Crime novelist, who is already an award-winning journalist and film director, and author of children’s fiction, non-fiction and school text books. Born in London, she grew up in Namibia and South Africa. While at the University of Cape Town she wrote for Varsity and was detained during the State of Emergency in 1985. She wrote her final exams in prison. After traveling widely, she studied under J M Coetzee, and worked in publishing in the newly-independent Namibia, where she became involved in training through the African Publishers Network. In 1999 she was awarded a Fulbright Scholarship and while in New York she worked on a groundbreaking archival retrieval project, WOMEN WRITING AFRICA: The Southern Volume.  Her latest non-fiction project Fabulously 40 and Beyond: Women Coming Into their Own (Spearhead/NAB, 2006).  She lives in Cape Town.

The book description is from Amazon.  Like Clockwork: A Clare Hart Mystery (Dr. Clare Hart)

A Review of Pale Horses By Jassy Mackenzie

Pale HorsesPale Horses

By Jassy Mackenzie

This well written detective thriller gives you a disturbing glimpse into the lives of the citizens of South Africa. Ms. Mackenzie presents the extent that lawlessness and the need to for self-protection is just an everyday part of the life of everyone living in South Africa. This is not the theme of the story, but rather the backdrop for the action. Very eye-opening, and it makes you glad that you aren’t subjected to that much violence.

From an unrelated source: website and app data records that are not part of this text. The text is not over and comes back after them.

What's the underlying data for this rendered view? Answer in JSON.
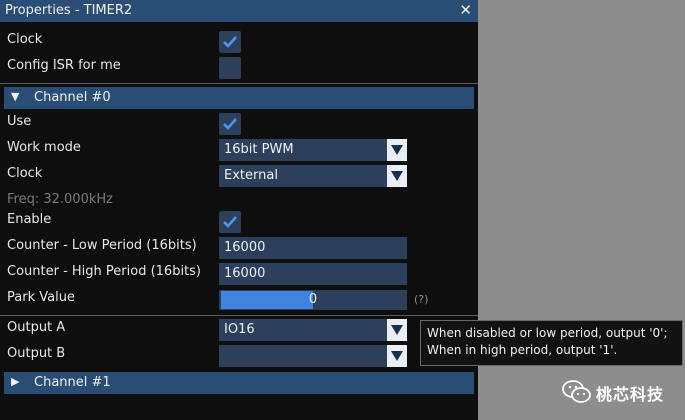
{
  "window": {
    "title": "Properties - TIMER2"
  },
  "rows": {
    "clock_enable": {
      "label": "Clock",
      "checked": true
    },
    "config_isr": {
      "label": "Config ISR for me",
      "checked": false
    }
  },
  "channel0": {
    "title": "Channel #0",
    "expanded": true,
    "use": {
      "label": "Use",
      "checked": true
    },
    "work_mode": {
      "label": "Work mode",
      "value": "16bit PWM"
    },
    "clock": {
      "label": "Clock",
      "value": "External"
    },
    "freq": {
      "text": "Freq: 32.000kHz"
    },
    "enable": {
      "label": "Enable",
      "checked": true
    },
    "low_period": {
      "label": "Counter - Low Period (16bits)",
      "value": "16000"
    },
    "high_period": {
      "label": "Counter - High Period (16bits)",
      "value": "16000"
    },
    "park_value": {
      "label": "Park Value",
      "value": "0",
      "fill_fraction": 0.5,
      "help": "(?)"
    },
    "output_a": {
      "label": "Output A",
      "value": "IO16"
    },
    "output_b": {
      "label": "Output B",
      "value": ""
    }
  },
  "channel1": {
    "title": "Channel #1",
    "expanded": false
  },
  "tooltip": {
    "line1": "When disabled or low period, output '0';",
    "line2": "When in high period, output '1'."
  },
  "watermark": {
    "text": "桃芯科技"
  },
  "colors": {
    "accent": "#2a4d75",
    "field": "#2c3f5b",
    "slider_fill": "#3f84e0",
    "check": "#4f95ec"
  }
}
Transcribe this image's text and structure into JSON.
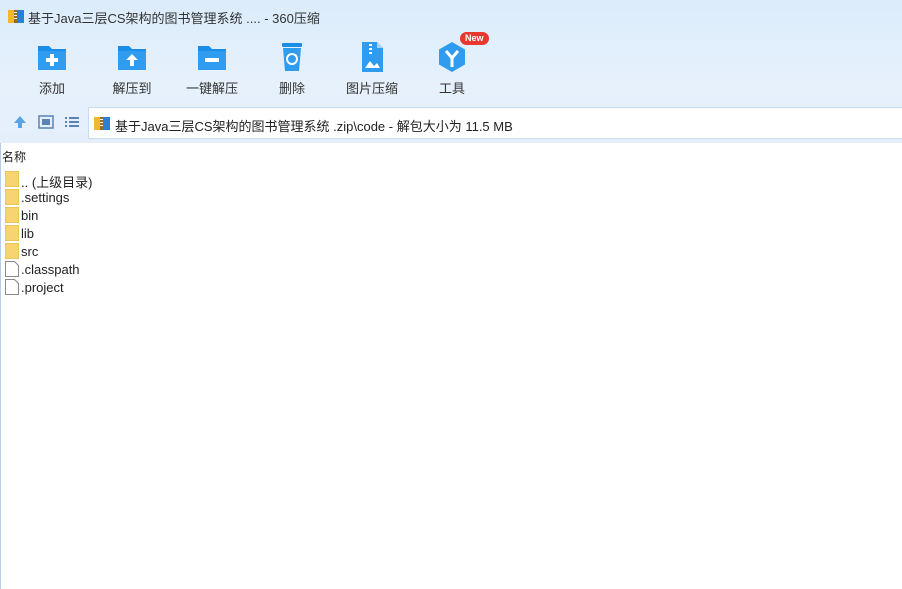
{
  "window": {
    "title": "基于Java三层CS架构的图书管理系统 .... - 360压缩"
  },
  "toolbar": {
    "items": [
      {
        "label": "添加",
        "icon": "add-folder-icon"
      },
      {
        "label": "解压到",
        "icon": "extract-to-icon"
      },
      {
        "label": "一键解压",
        "icon": "one-click-extract-icon"
      },
      {
        "label": "删除",
        "icon": "recycle-bin-icon"
      },
      {
        "label": "图片压缩",
        "icon": "image-compress-icon"
      },
      {
        "label": "工具",
        "icon": "tools-cube-icon",
        "badge": "New"
      }
    ]
  },
  "nav": {
    "up_icon": "arrow-up-icon",
    "view_icon": "view-thumbnail-icon",
    "list_icon": "view-list-icon"
  },
  "address": {
    "path": "基于Java三层CS架构的图书管理系统 .zip\\code - 解包大小为 11.5 MB"
  },
  "columns": {
    "name": "名称"
  },
  "files": [
    {
      "name": ".. (上级目录)",
      "type": "folder"
    },
    {
      "name": ".settings",
      "type": "folder"
    },
    {
      "name": "bin",
      "type": "folder"
    },
    {
      "name": "lib",
      "type": "folder"
    },
    {
      "name": "src",
      "type": "folder"
    },
    {
      "name": ".classpath",
      "type": "file"
    },
    {
      "name": ".project",
      "type": "file"
    }
  ],
  "colors": {
    "accent": "#1a8de8",
    "folder": "#f7d46f",
    "badge": "#e8382f"
  }
}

The private investigator, Jade de Jong is an interesting and troubled person. She has some issues that must have been developed in the previous books in the series. Even though you know that she is dealing with something that happened in an earlier book, it doesn’t prevent you from reading and understanding what is going on in this book. It just makes you want to read those earlier works. You feel a strong empathy for her, even though you might not want her as a friend.

I enjoyed reading this South African puzzler. The story has a very realistic feel to it. There is plenty of action and quite a few unexpected twists. I am planning on reading some of Ms. Mackenzie’s earlier novels.

I give this book 4 stars out of 5.

I received this book for free through Goodreads First Reads.

Book Description

Release date: April 16, 2013 | Series: Jade De Jong

Book 4 in the PI Jade de Jong thriller series set in South Africa

Johannesburg, South Africa: At first, the case appears to be one of simple misadventure. Sonet Meintjies, a base jumper, falls to her death while attempting to parachute off a newly built sixty-five-story skyscraper. But Sonet’s jumping partner insists that this was no accident, and he hires private investigator Jade de Jong to uncover the truth.

Jade discovers that Sonet worked for a charity that helped impoverished communities become self-supporting farming units. When Jade travels out to the community farm in Limpopo, she finds it not just abandoned but razed to the ground. Digging deeper for answers about where the residents went, Jade learns about a fatal but unidentified disease that swept through the entire community. A deadly harvest has been gathered, and the person who knows the real truth about it has been forced to become collateral in its trade.

Product Details

Hardcover: 320 pages

Publisher: Soho Crime; Reprint edition (April 16, 2013)

Language: English

ISBN-10: 1616952210

ISBN-13: 978-1616952211

Product Dimensions: 6.3 x 1 x 9.2 inches

Shipping Weight: 1.2 pounds

About the Author

Jassy Mackenzie was born in Rhodesia and moved to South Africa when she was eight years old. She is the author of three previous Jade de Jong novels, Random Violence, Stolen Lives, and The Fallen, and she edits and writes for the annual publication Best of South Africa.

The book description and author information is from Amazon. Pale Horses